Maybe it’s because I’m a fan of author Nevada Barr’s mystery novels featuring national park ranger extraordinaire Anna Pigeon that I came to volunteer with the Marblehead Conservancy. Over the years I’ve enjoyed living vicariously through Anna as she explores beautiful parks around the country. So when I learned that the Marblehead Conservancy had a Trails Crew Committee, I decided to give it a try. I was going to be an “amateur ranger” right here in Marblehead, just like Anna! (Minus the mystery and crime fighting, of course.)
Founded in 2001, the mission of the Marblehead Conservancy is to protect, acquire and enhance Marblehead’s natural resources for the benefit and enjoyment of the public. With five miles of trails on 165 acres of land, its focus involves maintenance and improvement of trails and keeping areas accessible and safe, both now and in the future.

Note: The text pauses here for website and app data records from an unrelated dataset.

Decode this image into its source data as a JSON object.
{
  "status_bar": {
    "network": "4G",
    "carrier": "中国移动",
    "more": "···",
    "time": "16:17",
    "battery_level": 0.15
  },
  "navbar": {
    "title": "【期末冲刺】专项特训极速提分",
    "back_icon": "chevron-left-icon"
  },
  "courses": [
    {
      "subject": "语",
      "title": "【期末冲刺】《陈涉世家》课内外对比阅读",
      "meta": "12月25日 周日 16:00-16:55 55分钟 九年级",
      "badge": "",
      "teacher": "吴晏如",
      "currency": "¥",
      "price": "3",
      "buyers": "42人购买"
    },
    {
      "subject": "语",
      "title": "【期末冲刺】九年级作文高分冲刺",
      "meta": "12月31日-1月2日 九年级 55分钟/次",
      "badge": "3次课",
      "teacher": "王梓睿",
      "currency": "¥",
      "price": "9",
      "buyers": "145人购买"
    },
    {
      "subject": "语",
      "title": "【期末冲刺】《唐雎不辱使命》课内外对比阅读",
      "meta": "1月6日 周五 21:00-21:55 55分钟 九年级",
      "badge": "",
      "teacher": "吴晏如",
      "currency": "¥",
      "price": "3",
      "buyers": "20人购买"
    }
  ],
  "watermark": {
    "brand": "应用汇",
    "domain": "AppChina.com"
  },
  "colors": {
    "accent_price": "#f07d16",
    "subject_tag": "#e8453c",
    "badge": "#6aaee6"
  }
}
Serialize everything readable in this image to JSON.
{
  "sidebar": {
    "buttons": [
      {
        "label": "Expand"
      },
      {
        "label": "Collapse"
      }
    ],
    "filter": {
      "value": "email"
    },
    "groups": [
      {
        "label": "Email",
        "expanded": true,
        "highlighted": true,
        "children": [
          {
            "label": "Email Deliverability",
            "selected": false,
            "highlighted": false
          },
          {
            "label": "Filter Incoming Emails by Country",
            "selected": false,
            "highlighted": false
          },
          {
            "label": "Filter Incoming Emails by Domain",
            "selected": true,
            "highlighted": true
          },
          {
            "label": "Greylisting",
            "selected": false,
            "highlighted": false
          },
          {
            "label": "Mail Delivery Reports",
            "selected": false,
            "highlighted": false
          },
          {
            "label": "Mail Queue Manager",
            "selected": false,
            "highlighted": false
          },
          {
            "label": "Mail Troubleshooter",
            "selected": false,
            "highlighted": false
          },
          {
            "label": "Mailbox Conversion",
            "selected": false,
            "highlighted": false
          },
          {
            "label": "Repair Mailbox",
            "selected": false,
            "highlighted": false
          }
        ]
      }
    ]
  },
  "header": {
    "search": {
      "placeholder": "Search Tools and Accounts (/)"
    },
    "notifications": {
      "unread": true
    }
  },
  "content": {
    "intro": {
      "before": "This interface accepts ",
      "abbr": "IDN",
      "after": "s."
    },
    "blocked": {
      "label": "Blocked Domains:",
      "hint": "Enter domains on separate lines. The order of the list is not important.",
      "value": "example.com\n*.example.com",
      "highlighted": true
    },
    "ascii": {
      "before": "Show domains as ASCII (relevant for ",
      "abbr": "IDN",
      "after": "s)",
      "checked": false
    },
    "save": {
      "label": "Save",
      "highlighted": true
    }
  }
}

My first day on the volunteer job I was greeted warmly by Conservancy President Bob French, Trail Committee Chair Don Morgan and a group of dedicated men and women, all with smiles and a very welcoming attitude. Every Wednesday and Saturday, the group meets in front of their tool shed at Robinson Farm to discuss what areas need attention, and who would like to volunteer for each task.
Jobs might include planting new shrubs and trees, spreading wood chips, clearing invasive species, cutting back and pulling weeds, mowing lawns, removing trash and debris, building stone steps and sealing and repairing wooden bridges and boardwalks.
Being a member of this group has pushed me outside of my comfort zone in many ways. For example, before joining the trails committee, I had never operated a lawn mower! Knowing a boy when I was young who had an unfortunate accident with his toe and a lawn mower really had made an impression. But I eventually conquered my fear and gained the confidence to use a mower — and many other tools — with the expert guidance of the group leaders and members. Loppers, hedge trimmers and pitchforks? No problem. I still haven’t tackled a Pulaski ax, but maybe someday!
Volunteering in the town’s green spaces is enjoyable for many reasons. It’s a way to get fresh air and exercise in beautiful locales, to socialize with a group of volunteers with diverse career backgrounds and interests, to meet community members out on the trails, to learn new skills and to discover a lot about plants and their care. I’ve also gained confidence as a woman that I can handle many of the tools that I previously found intimidating and dangerous.
Since I never know which nature preserve we will be visiting, or what new job we will be undertaking, each time I volunteer it’s new and exciting. I have discovered new trail entrances and visited green spaces in town that I used to just drive by, unaware of the treasures that were in my midst.
For example, though I’d been to the Village School countless times, I had never explored Robinson Farm, which lies directly behind. While we were clearing both litter and invasive bittersweet from Robinson Farm, I learned a great deal about the history of the farm and the land.
It might be surprising to hear that if you’re a history buff, this is also a great group for you. The team members are quite knowledgeable about the history of the open spaces in town and are very happy to share what they know. Just visit marbleheadconservancy.org and you’ll get a sense of what I mean. You’ll find a wealth of maps, information and history about the land and its usage, and much more.
Even though I can’t commit to trail work every week, I am greeted enthusiastically each time I can attend. Their motto is to come and work when you can, with no pressure. Being a busy mom with even busier kids, this flexibility has been very welcome.
I am humbled to volunteer with a group who has been dedicated to the green spaces in Marblehead for decades. I consider myself fortunate to learn from them and help preserve natural areas in town for the enjoyment of all. I encourage Marblehead adults young and old, men and women alike, to give it a try. We may not be Anna Pigeon in Yellowstone National Park, but we can certainly make a big contribution right here on our own preserved land.
Elaine Leahy is a volunteer with the Marblehead Conservancy.